Pretreatment of wool - part-2
Wool Scouring with organic solvent:
The wool cleaning system involves the use of a non-aqueous solvent (tri-chloro-ethylene) and does not use any water in the washing process.
The technique is reported to be applicable to any kind of wool. Scarcity of water is cost likely the main driving force for the implementation of this technique.
The use of water is avoided in the actual wool cleaning process. The only source of water emission is moisture introduced with the wool, steam used in vacuum ejectors and moisture recovered from sir drawn in to the equipment. This water is treated in two steps comprising a solvent air stripping unit and a residual solvent destruction unit. The residual traces destroyed using a free radical process based in the Fenton Reaction (iron and hydrogen peroxide).
Advantages of Organic Solvent Scouring:
Since pesticides adhere strongly to the solvent and are discharged with the grease, the clean wool is reported to be pesticide free. This has positive implications for the downstream processes where wool is finished.
Another positive effect of this technique is the reduction in energy consumption due to the low latent heat of evaporation of the organic solvent compared to water.
Carbonizing is a chemical treatment used to remove the vegetable impurities, which may remain on scoured wool after technical treatments.
The Textile substrates treated are:
Floc / loose fiber (only fiber used to produce fine fabric for garments, so called worsted fabrics).
Fabric ( not applied in the carpet sector).
Carbonizing may be practiced on fabrics before or after felting (depending on the quality) as well as before or after coloring. Carbonizing of raw fiber is rare as the material is then difficult to dye (e.g. after chrome dyes cannot be used or different carbonized yarns will lead to irregularities in the color affinity of the woven fabric).

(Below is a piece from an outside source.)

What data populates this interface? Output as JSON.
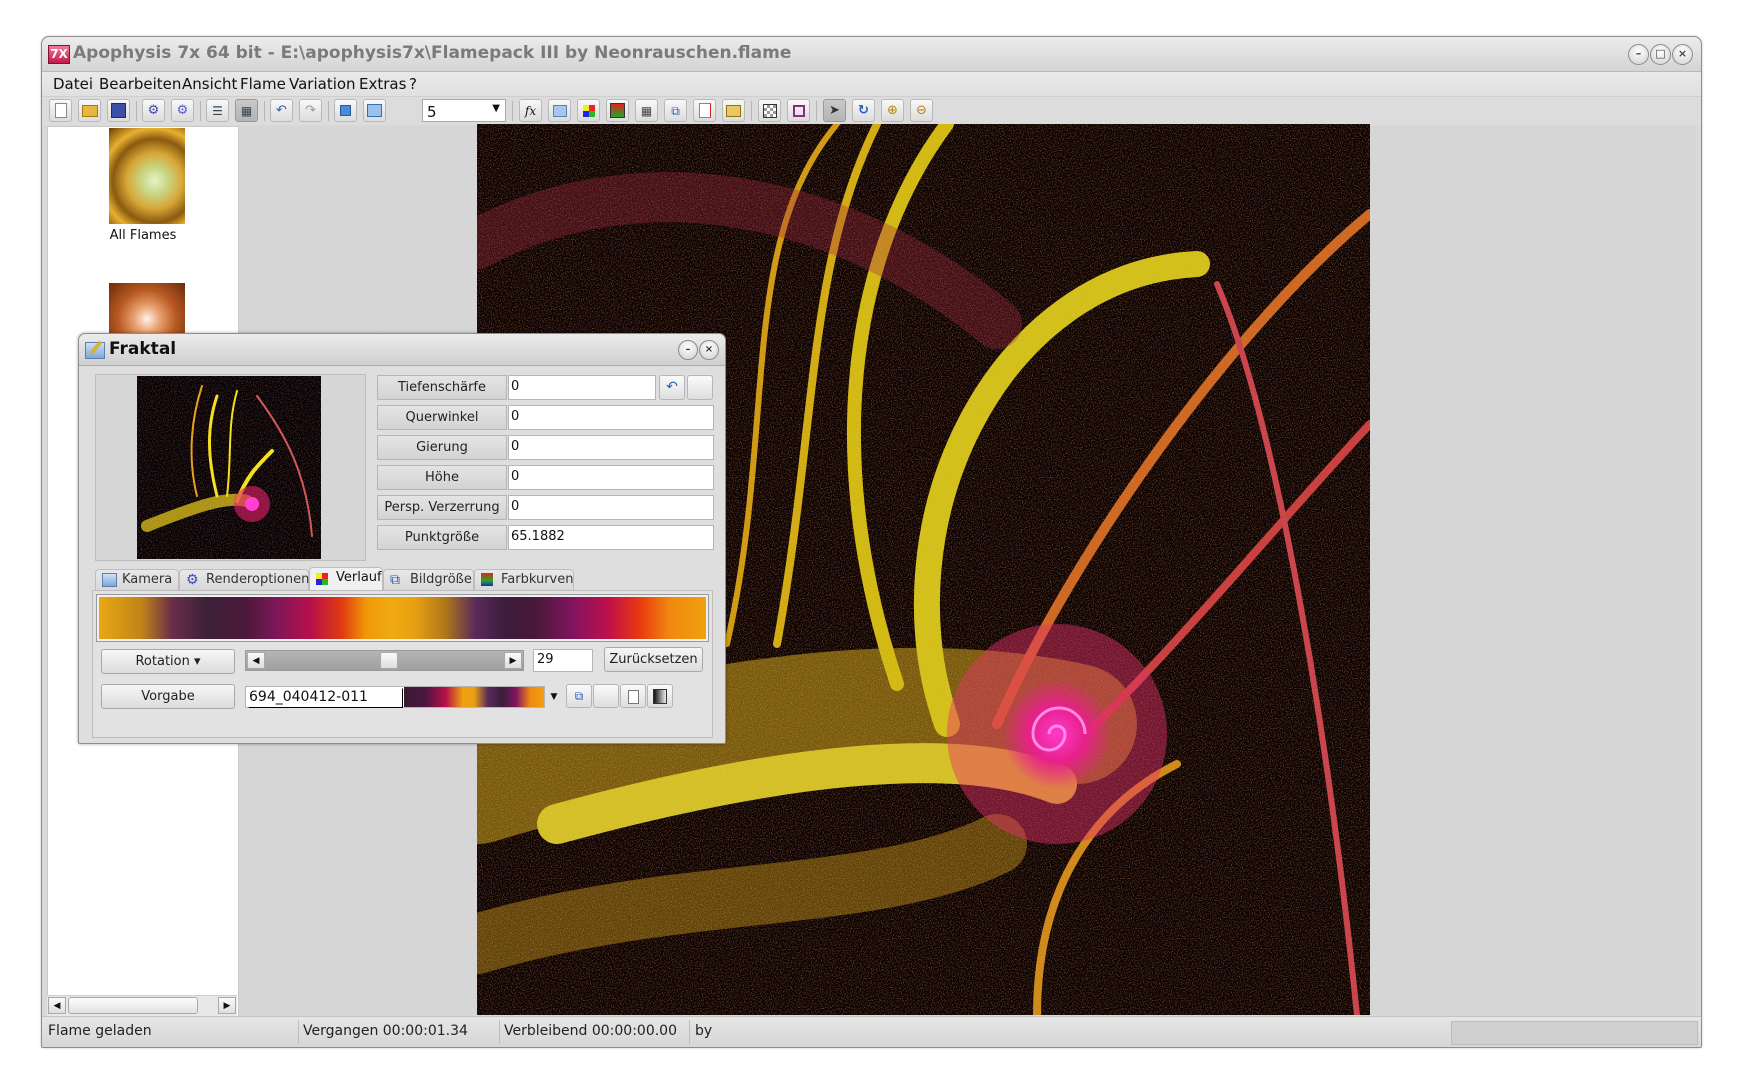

Synthetic fibers (PA, PAC, PES etc) which are not damaged by the treatment, can also be carbonized; the Carbonising treatment can also be applied on wool blends.
The principle of the process of treatment using a strong acid (mainly) Sulphuric acid to transform cellulose in to mechanically removable hydrocellulose. The best effects are obtained with good pre-washed and dried material. Some processes there fore recommend pre-washing or impregnating the fabric with perchloroethylene.
The classical Carbonising treatment of fabric usually involves the following operational steps:
Impregnated with Sulphuric acid ( 6-9 %of acid).
Squeezing, exhaustion or whizzing of the surplus acid solution (5% solution relative to fabric weight may remain).
baking at 60 to 90C to concentrate the acid
baking at 105 to 130C (Carbonizing).
Rumbling and rapping (mechanical treatments) to remove the carbonized particles.
Washing and neutralizing with dilute Ammonia Solution.
The use of wetting agents leads to thorough wetting of the greige goods and reduces impregnation time. To avoid damage of the wool, an excess of sodium carbonate may be added to the neutralizing liquor.
3. Scouring and Desizing:
The combined treatment of scouring and desizing removes lubricants that are also called lubricating oils, rag pulling or batching oils and in some cases this process also removes sizing agents from woolen yarns and fabrics.
Typical substances that must be removed by scouring wool can be classified as:- Soluble in water
Insoluble in water, but able to emulsify with detergents.
Insoluble in water and non/poorly emulsifying with detergents. These substances are only removed with organic solvent.
The washing will therefore occur with water or with organic solvent (dry cleaning)
Washing (Scouring) solution for wool:-
Water washing: Sodium carbonate or bi-carbonate solution (neutral or weakly alkaline conditions).
Dry Cleaning: Perchloroethylene (most widely used), water and detergent (optional).
Worsted (or combed) wool under goes short water washing (10 to 20 dipping) with strong non-ionic detergents. The treatment usually occurs under same machine used for subsequent dyeing. Colored worsted wool is first washed with an ammoniac solution to remove non-fixed dyes. The treatment is finished with a washing in a solution of formic acid and anti-electrostatics.
Woven or knitted fabrics are commonly washed not only to remove the lubricants but also to give the fabric a special luster or handle. Further more the fabric is relieved from the tensions of the proceeding knitting or weaving. Here too ammoniac solution may be used to pre-wash the fabric.